I remember covering the 1973 Super Bowl for the New York Post, when Shula's unbeaten Dolphins were playing George Allen's Washington Redskins (who were favored, incidentally), and I had this idea for a midweek piece. I would ask both coaches to capsule themselves in one paragraph, how they would like to be remembered. I thought they might tell me to take a hike—can't be bothered with this kind of foolishness—but, no, they took my request seriously.
"Put down," Allen said, "that I wanted to win so badly that I'd give a year of my life to be a winner."
There was a pause. "You mean in this game or overall?" I asked him.
"I mean just to be a winner," Allen said.
Shula's response was equally blunt. "Didn't lie to anyone," he said, "didn't screw anybody, traveled first-class."

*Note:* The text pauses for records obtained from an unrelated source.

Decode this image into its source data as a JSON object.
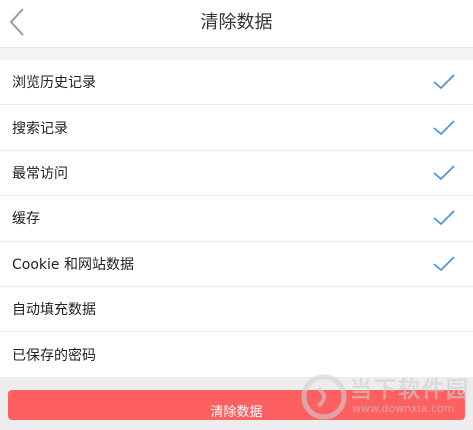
{
  "header": {
    "title": "清除数据",
    "back_icon": "chevron-left-icon"
  },
  "items": [
    {
      "label": "浏览历史记录",
      "checked": true
    },
    {
      "label": "搜索记录",
      "checked": true
    },
    {
      "label": "最常访问",
      "checked": true
    },
    {
      "label": "缓存",
      "checked": true
    },
    {
      "label": "Cookie 和网站数据",
      "checked": true
    },
    {
      "label": "自动填充数据",
      "checked": false
    },
    {
      "label": "已保存的密码",
      "checked": false
    }
  ],
  "clear_button": {
    "label": "清除数据"
  },
  "watermark": {
    "text": "当下软件园",
    "url": "www.downxia.com"
  },
  "colors": {
    "accent": "#4a90d9",
    "button": "#fd6060",
    "background": "#f4f4f4"
  }
}
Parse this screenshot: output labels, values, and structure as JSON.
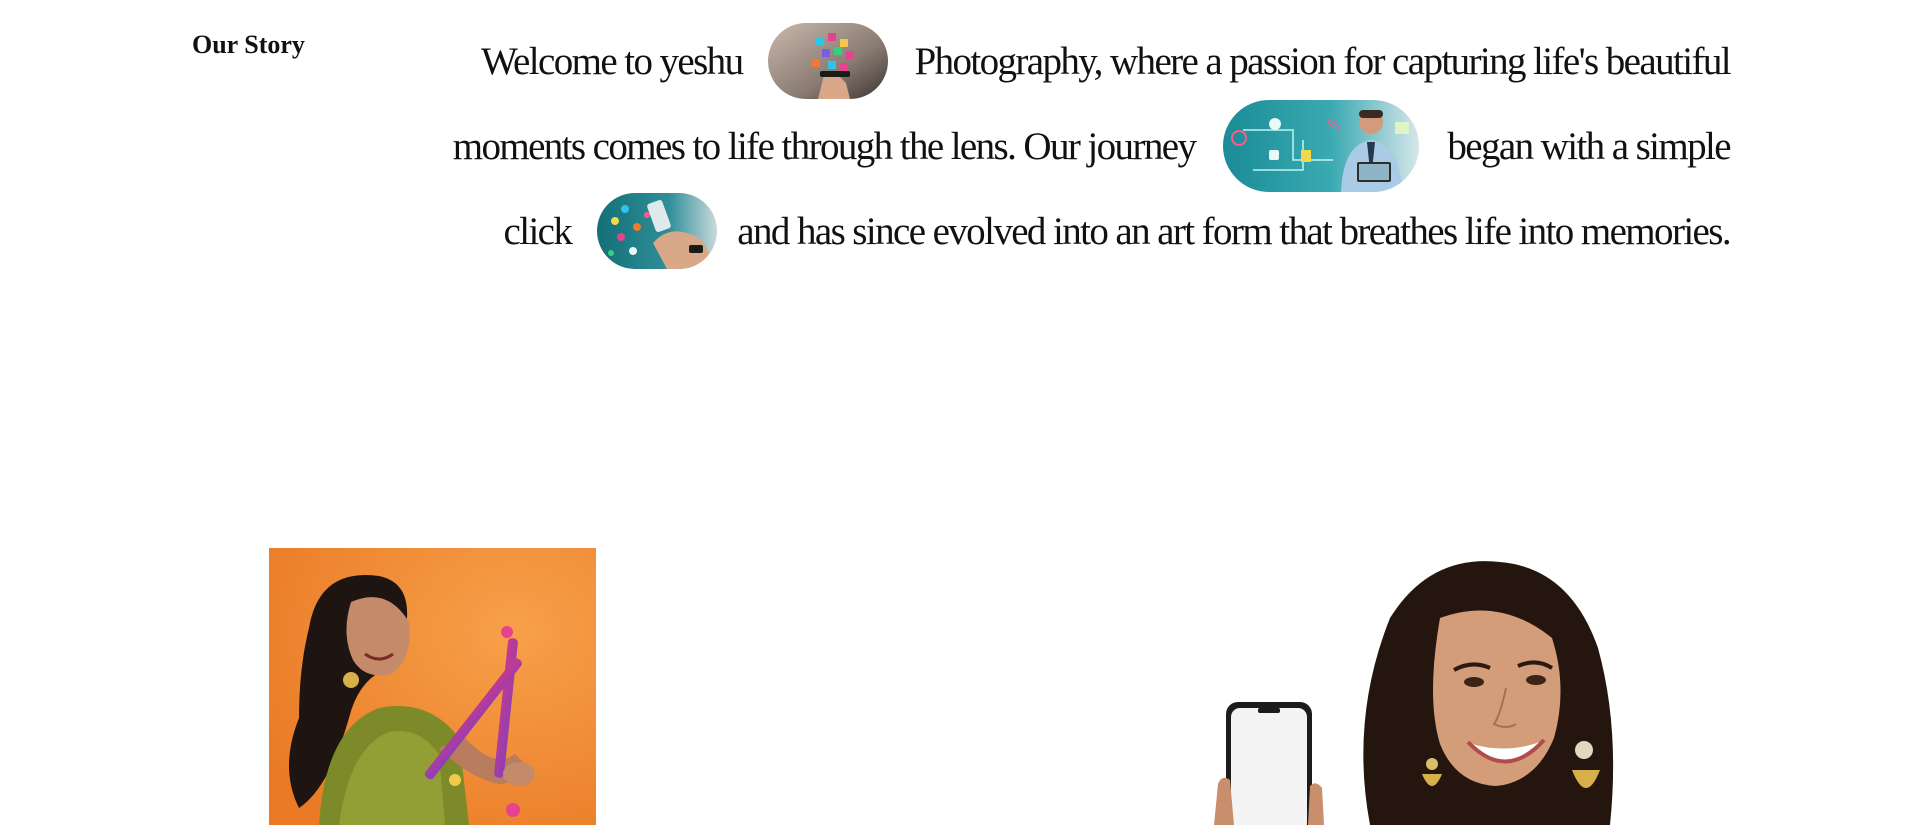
{
  "section": {
    "label": "Our Story"
  },
  "story": {
    "line1_a": "Welcome to yeshu",
    "line1_b": "Photography, where a passion for capturing life's beautiful",
    "line2_a": "moments comes to life through the lens. Our journey",
    "line2_b": "began with a simple",
    "line3_a": "click",
    "line3_b": "and has since evolved into an art form that breathes life into memories."
  },
  "colors": {
    "text": "#111111",
    "background": "#ffffff",
    "left_photo_bg": "#f08a2e",
    "pill_tint": "#1f6f7a"
  }
}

I've thought about that. The first two were self-explanatory. The last one was a bit puzzling. Glitter—wealth, ostentation, the things commonly associated with first-class travel—was never his style. It took a while to figure out that by first-class he meant the rejection of the tawdry and banal and mean-spirited, all the things that conspire to lower a person.
Harvey Greene, the Dolphins' media-relations director, says one of the things Shula takes the most pride in is that he has been part of the overall development of the game, through his 18 years as a member of the NFL Competition Committee. At times, though, the young Shula was an official's nightmare on the sidelines. ESPN's Beano Cook, who was once the Dolphins' publicist, remembers Shula in front of the bench, livid, fists clenched, screaming at an official, "You're ruining my life! You're ruining my life!" It was during an exhibition game.
For years writers have been trying to present a new Shula, more mellow, more toned down. Sport magazine did a piece called "Shula Pride," with a subhead that read "Once a hot-tempered dictator, Don Shula of the Miami Dolphins has mellowed in becoming the NFL's winningest coach." The story appeared 15 years ago.
"Mellow? Mellow?" says Stu Weinstein, the Dolphins' director of security. "I've been here nine years, and I've yet to see the mellow. Consistent, yes, but mellow is not the adjective I'd use."
Going through that Mount Rushmore of a clipping file, you are struck by the occasional inconsistencies. One story quotes his brother, Jim, describing young Don as a playground Sir Galahad: "Don was always strong. He was the one stopping lights. He was the realist."